Peacocking males who mansplain need to go.
Men who show off their big muscles.
Men with flashy cars.
Men who mansplain.
I see wild peacocks every day in my front yard and have been observing their behavior. The females are docile and very precise in their pecking. They move swiftly. The males screech and call each other with sounds that resonate through the trees in Topanga. The males wear shiny cobalt blue feathers on their necks, while the females are more muted and modest. One male, whom I’ve named King, has a very long plume, about four feet long. He’s the leader and the other males tend to follow and stand behind him. I see some younger males in training to be the next king. They try to emulate his call. When they get too close to him, King fans his plume and wiggles his bottom feathers. The other males raise theirs in response, but quickly lower in embarrassment and recognition of the hierarchy.

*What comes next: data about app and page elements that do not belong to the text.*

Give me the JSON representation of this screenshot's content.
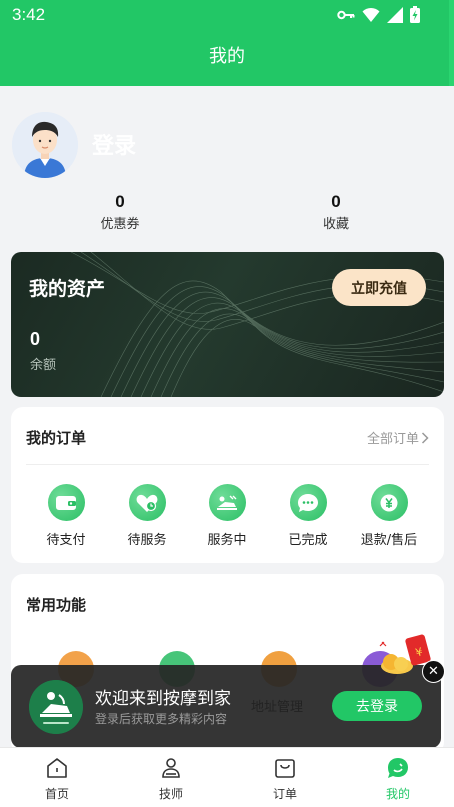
{
  "status_bar": {
    "time": "3:42"
  },
  "header": {
    "title": "我的"
  },
  "profile": {
    "login_label": "登录",
    "stats": [
      {
        "value": "0",
        "label": "优惠券"
      },
      {
        "value": "0",
        "label": "收藏"
      }
    ]
  },
  "assets": {
    "title": "我的资产",
    "recharge_label": "立即充值",
    "balance_value": "0",
    "balance_label": "余额"
  },
  "orders": {
    "title": "我的订单",
    "all_label": "全部订单",
    "items": [
      {
        "label": "待支付",
        "icon": "wallet-icon"
      },
      {
        "label": "待服务",
        "icon": "heart-clock-icon"
      },
      {
        "label": "服务中",
        "icon": "massage-bed-icon"
      },
      {
        "label": "已完成",
        "icon": "chat-dots-icon"
      },
      {
        "label": "退款/售后",
        "icon": "yuan-refund-icon"
      }
    ]
  },
  "functions": {
    "title": "常用功能",
    "items": [
      {
        "label": "",
        "icon": "orange-function-icon"
      },
      {
        "label": "",
        "icon": "green-heart-icon"
      },
      {
        "label": "地址管理",
        "icon": "location-icon"
      },
      {
        "label": "",
        "icon": "purple-chat-icon"
      }
    ]
  },
  "toast": {
    "title": "欢迎来到按摩到家",
    "subtitle": "登录后获取更多精彩内容",
    "button_label": "去登录"
  },
  "tabbar": {
    "items": [
      {
        "label": "首页",
        "icon": "home-icon",
        "active": false
      },
      {
        "label": "技师",
        "icon": "technician-icon",
        "active": false
      },
      {
        "label": "订单",
        "icon": "order-bag-icon",
        "active": false
      },
      {
        "label": "我的",
        "icon": "profile-bubble-icon",
        "active": true
      }
    ]
  },
  "colors": {
    "brand_green": "#22c766",
    "asset_card_bg": "#1f3127",
    "recharge_button": "#fbe4c8",
    "toast_bg": "#262626"
  }
}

Watching these stunning birds is a lot like going out in Hollywood on a Saturday night. I see groups of guys pull up to nightclubs in fancy, shiny cars in the hopes of impressing throngs of women in tight dresses. Slipping the bouncers money to avoid standing in the line, the pack leader heads into the club and his friends follow behind. They dress similarly and wear aloof, flat affects on their faces and none of them look particularly happy to be there. Then, inside the club they wait for their leader to pick “his” girl and then the rest choose theirs to dance with and (hopefully) take home for the night.
These guys prance around with their puffed up chests and a few extra buttons unhooked on their bright, pressed, collared shirts. They have pickup lines memorized and palmistry techniques down so they appear smooth and confident.
They also show up at they gym deadlifting hundreds of pounds and grunting to indicate their power, sometimes while wearing jorts or barely there tank tops to show off their muscles. Sometimes they appear when they’ve won a business deal and then go to the jewelry store and buy a new, flashy watch just because.
The show-off behavior is also known as Peacocking.
Women do it too, but typically the term is used to describe male show-offs. They seek attention, most often from members of the opposite gender whom they find attractive. I’ve seen it work to attract short-term attention where women typically roll their eyes and don’t fall for this behavior.
Or maybe it’s me.
Peacocking behavior is a big turn-off for me, something I see through and wonder why a guy is being so foolish. It shows me a superficial, immature side of a man from whom I want to run far, far away. It shows me narcissism and a lack of humbleness, two qualities that don’t fit with where I am now.
Many peacocking men also have a tendency to mansplain. Mansplaining is a portmanteau of the words man and explaining, defined as “to explain something to someone, typically a man to woman, in a manner regarded as condescending or patronizing.”
So here we have show off mansplainers who are also dressed to impress like peacocks. Great. Just who most women want to meet.
Now I’m getting to the part of the blog that sounds hopeless. But wait, I learned that not all men are mansplaining peacocks. You can find the good guys in earnest, humble locations. And the good news is that peacocking men are pretty easy to spot. They don’t want to blend in with camouflage so they stick out!
Women, keep your bright eyes open and you’ll be able to avoid them easily.
Photo: JD Hancock/Flickr
Nina Rubin writes every week on The Good Men Project!
This article first appeared on her blog, afterdefeat.